Monday, October 4, 2010

When Our Troubles Help Us Achieve An Eternal Glory

Have you ever found yourself in immense turmoil, only to ask yourself: "How in the world is this for God's glory?" Just looking back the past few years of my life, I can name many friends that have faced seemingly insurmountable obstacles... circumstances that would have undoubtedly left me asking, "Why Lord?" Now... that's not to say that I don't understand "why"...I know, from experience, that God allows such circumstances to enter our lives as a way to draw us close to Him... and for others to watch as we rely on Him for strength, bringing Him glory in everything we do and every obstacle we come across. But... despite knowing this, my humanistic, selfish nature still asks the rhetorical question, "Why?"
Chan writes: "The promise that our troubles are 'achieving for us an eternal glory' seems hard to believe in the midst of the mess. It sounds trite to say that our struggles on this earth are 'light and momentary' as Paul wrote, doesn't it? Mine don't feel that way. At times they threaten to engulf the rest of my life." p. 107
I have this friend that makes a point of reminding you that none of your struggles in this life can compare to the horrible atrocities that are being committed somewhere else in the world. And I will readily admit that she is right; however, her truth is sometimes spoken with condemnation and contempt. I truly feel her intention is to encourage us by changing our perspective, but the undeniable result is anything BUT encouraging. You almost always walk away feeling ashamed... that you have absolutely no right to be upset about your circumstances. Honestly, you walk away not wanting to seek comfort from God, or draw near to Him... instead, you want to run away and hide (like that's even possible!) ashamed to let Him see that you are so "self-centered" and incapable of "handling it on your own." Does this ring true to anyone else besides me?
What I've come to understand this past year is that God does care about how I feel. He cares if my heart is wounded by someone's piercing words. He cares if I feel overwhelmed with life's demands. He cares that I feel alone... even though He is always with me. But, more importantly, I've come to understand that it's when I experience immense sadness or trouble that I seek Him... almost like a reminder that "Yes, my child, I am STILL here. I've always been here...YOU just forgot!"
If I'm honest, for the longest time, I only sought Him in desperation. I didn't seek Him for the "smaller" things in life... because I could handle the smaller things... of course, I can only laugh at that idea now. We become so ego-centric... We think we can handle the small stuff without Him... which is probably why so much of the small stuff becomes BIG STUFF... and why we worry so much about it! Sometimes, I'm left wondering if He allows the bigger obstacles into our lives so that we don't forget to go to our knees... so we don't forget where the source of our strength comes from. So that we can see how miraculous His love is. I'm still having a hard time being thankful for the obstacles... but I am thankful for the reminders of how much He loves me and wants me.
Look back at the past year of you life.

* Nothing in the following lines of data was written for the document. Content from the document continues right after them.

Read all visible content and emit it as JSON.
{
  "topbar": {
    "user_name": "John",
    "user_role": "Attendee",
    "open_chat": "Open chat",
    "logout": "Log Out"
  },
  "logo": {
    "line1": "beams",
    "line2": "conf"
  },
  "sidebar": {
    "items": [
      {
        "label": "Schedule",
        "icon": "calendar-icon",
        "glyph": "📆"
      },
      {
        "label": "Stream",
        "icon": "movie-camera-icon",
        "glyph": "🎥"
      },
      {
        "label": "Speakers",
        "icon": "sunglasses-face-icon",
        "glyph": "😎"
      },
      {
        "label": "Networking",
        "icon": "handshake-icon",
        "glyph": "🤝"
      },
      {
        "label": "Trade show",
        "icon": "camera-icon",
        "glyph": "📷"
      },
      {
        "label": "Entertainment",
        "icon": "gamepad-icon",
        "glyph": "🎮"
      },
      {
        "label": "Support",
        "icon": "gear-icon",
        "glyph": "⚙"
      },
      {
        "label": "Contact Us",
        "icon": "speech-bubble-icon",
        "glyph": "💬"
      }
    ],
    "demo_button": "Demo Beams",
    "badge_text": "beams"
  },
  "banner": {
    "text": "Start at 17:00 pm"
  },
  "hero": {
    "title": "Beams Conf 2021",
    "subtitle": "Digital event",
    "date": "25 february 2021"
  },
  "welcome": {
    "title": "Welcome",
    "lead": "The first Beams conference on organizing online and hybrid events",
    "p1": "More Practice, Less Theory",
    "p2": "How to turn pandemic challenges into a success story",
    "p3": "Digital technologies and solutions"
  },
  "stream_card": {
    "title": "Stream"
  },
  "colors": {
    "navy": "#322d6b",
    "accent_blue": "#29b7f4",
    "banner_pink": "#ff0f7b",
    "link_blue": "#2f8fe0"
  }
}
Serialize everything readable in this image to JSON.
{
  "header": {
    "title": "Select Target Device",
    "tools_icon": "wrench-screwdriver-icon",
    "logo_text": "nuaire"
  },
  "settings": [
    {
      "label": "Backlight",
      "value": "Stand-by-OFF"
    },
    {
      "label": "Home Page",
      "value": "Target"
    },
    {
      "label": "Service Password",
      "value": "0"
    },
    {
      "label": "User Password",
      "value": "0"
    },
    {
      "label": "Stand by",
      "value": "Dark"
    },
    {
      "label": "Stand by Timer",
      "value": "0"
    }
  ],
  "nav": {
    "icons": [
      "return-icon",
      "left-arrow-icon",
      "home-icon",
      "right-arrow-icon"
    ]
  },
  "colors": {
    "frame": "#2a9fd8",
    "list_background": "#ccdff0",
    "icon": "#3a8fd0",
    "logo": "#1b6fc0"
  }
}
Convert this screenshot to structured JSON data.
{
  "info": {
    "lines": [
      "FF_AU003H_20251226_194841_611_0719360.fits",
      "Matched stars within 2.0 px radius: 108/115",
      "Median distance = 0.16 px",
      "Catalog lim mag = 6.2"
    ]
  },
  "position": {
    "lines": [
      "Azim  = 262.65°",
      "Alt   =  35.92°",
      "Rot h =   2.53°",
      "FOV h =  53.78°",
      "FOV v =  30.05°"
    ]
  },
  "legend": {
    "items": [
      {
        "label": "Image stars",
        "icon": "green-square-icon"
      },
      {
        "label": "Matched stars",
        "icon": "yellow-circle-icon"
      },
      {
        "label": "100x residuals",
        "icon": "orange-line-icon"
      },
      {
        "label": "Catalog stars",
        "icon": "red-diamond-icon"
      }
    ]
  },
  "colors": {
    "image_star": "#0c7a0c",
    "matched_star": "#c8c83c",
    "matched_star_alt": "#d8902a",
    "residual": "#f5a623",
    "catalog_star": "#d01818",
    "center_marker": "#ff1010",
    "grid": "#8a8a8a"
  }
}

Were there any obstacles... trials... burdens heaped upon your shoulders that constantly had you asking, "Why, Lord, is this your will?" If so, looking back, did that experience ultimately draw you closer to Him? Did you seek Him more? Did you talk to Him more... even if it was to just ask "why?" Reflect on that time, and ask yourself if you can see the blessings of God's grace and love during the trial. If not, ask Him now to help you with a better understanding.